Yet, now it seems fairly clear that,
- For the inexperienced, accomplishment can lead to pride.
- To the road weary, a recognized achievement can morph into physical, emotional, and spiritual exhaustion.
- For the grateful, experiencing God’s help in unusual ways can raise doubts about whether he could “do it again.”
- For the hard and conscientious worker, self-sacrifice can result in feelings of future entitlement.
The Bible may have been telling us all along to “watch that step down.”
After the power of the Exodus, Israel found themselves in a wilderness wanting to go back to Egypt (Exod 14:11).
After praying fire from the sky, and killing the prophets of Baal, Elijah ran for his life and wished he could die (1Kings 19:4).
After Solomon built the temple and a reputation for unparalleled wealth and wisdom (1Kings 10:23-24), he built pagan altars for his foreign wives on the hills surrounding Jerusalem (1Kings 11:1-8).
After Peter promised the Lord that he was willing to die for him (Luke 22:33), he denied three times that he ever knew Jesus (Luke 22:55-60).
That may be one reason the temptation of Christ tests the Son of God at what would have been-humanly speaking– a most vulnerable moment. It was after hearing the Father say, “This is my beloved Son in whom I am well pleased”, at his baptism, that Jesus was led by the Spirit into the wilderness to be tempted by the Devil (Matt 4:1).
Am not saying… to expect the worst after good times, or that we should become fearful or superstitious on the heels of success. Neither do I want to minimize the danger that comes with profound periods of disappointment that leave us confused, fearful, angry, beaten up, and feeling sorry for ourselves.
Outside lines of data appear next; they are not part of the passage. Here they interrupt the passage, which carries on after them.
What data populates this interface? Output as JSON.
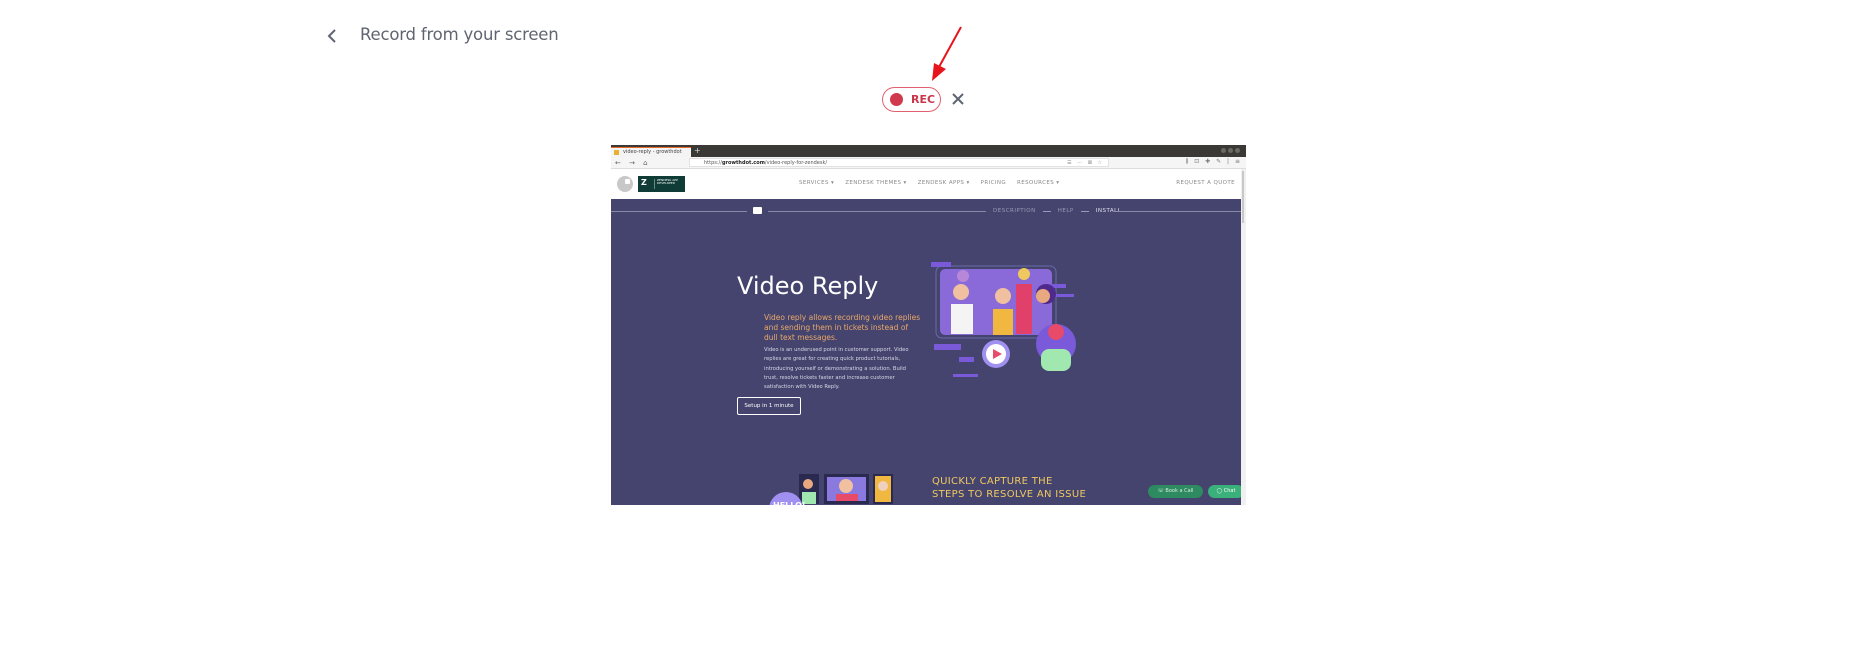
{
  "header": {
    "back_icon": "chevron-left-icon",
    "title": "Record from your screen"
  },
  "recording": {
    "rec_label": "REC",
    "rec_color": "#d0384c",
    "close_icon": "close-icon",
    "annotation": "red-arrow-pointing-to-rec"
  },
  "preview": {
    "browser": {
      "tab_title": "video-reply - growthdot",
      "tab_close": "×",
      "new_tab": "+",
      "nav_icons": "← → ⌂",
      "url_prefix": "https://",
      "url_domain": "growthdot.com",
      "url_path": "/video-reply-for-zendesk/",
      "url_inner_right": "☰ ⋯ ⊠ ☆",
      "toolbar_right": "⫼ ⊡ ✚ ✎ | ≡"
    },
    "site": {
      "brand_colors": {
        "header_bg": "#ffffff",
        "hero_bg": "#44446e",
        "accent_orange": "#eaa868",
        "accent_yellow": "#f0c860",
        "green": "#2e8a60"
      },
      "logo_text": "Z",
      "logo_badge": "ZENDESK APP DEVELOPER",
      "nav": [
        "SERVICES ▾",
        "ZENDESK THEMES ▾",
        "ZENDESK APPS ▾",
        "PRICING",
        "RESOURCES ▾"
      ],
      "quote": "REQUEST A QUOTE",
      "subnav": [
        "DESCRIPTION",
        "HELP",
        "INSTALL"
      ],
      "hero": {
        "title": "Video Reply",
        "lead": "Video reply allows recording video replies and sending them in tickets instead of dull text messages.",
        "body": "Video is an underused point in customer support. Video replies are great for creating quick product tutorials, introducing yourself or demonstrating a solution. Build trust, resolve tickets faster and increase customer satisfaction with Video Reply.",
        "cta": "Setup in 1 minute"
      },
      "section2": {
        "title_line1": "QUICKLY CAPTURE THE",
        "title_line2": "STEPS TO RESOLVE AN ISSUE",
        "hello": "HELLO!"
      },
      "floating": {
        "book_call": "☏ Book a Call",
        "chat": "◯ Chat"
      }
    }
  }
}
Just wondering whether you also have seen from your own experience, and in the Bible, why its important to remind one another to “be careful” and to “watch your step” when coming down the mountain (or tree).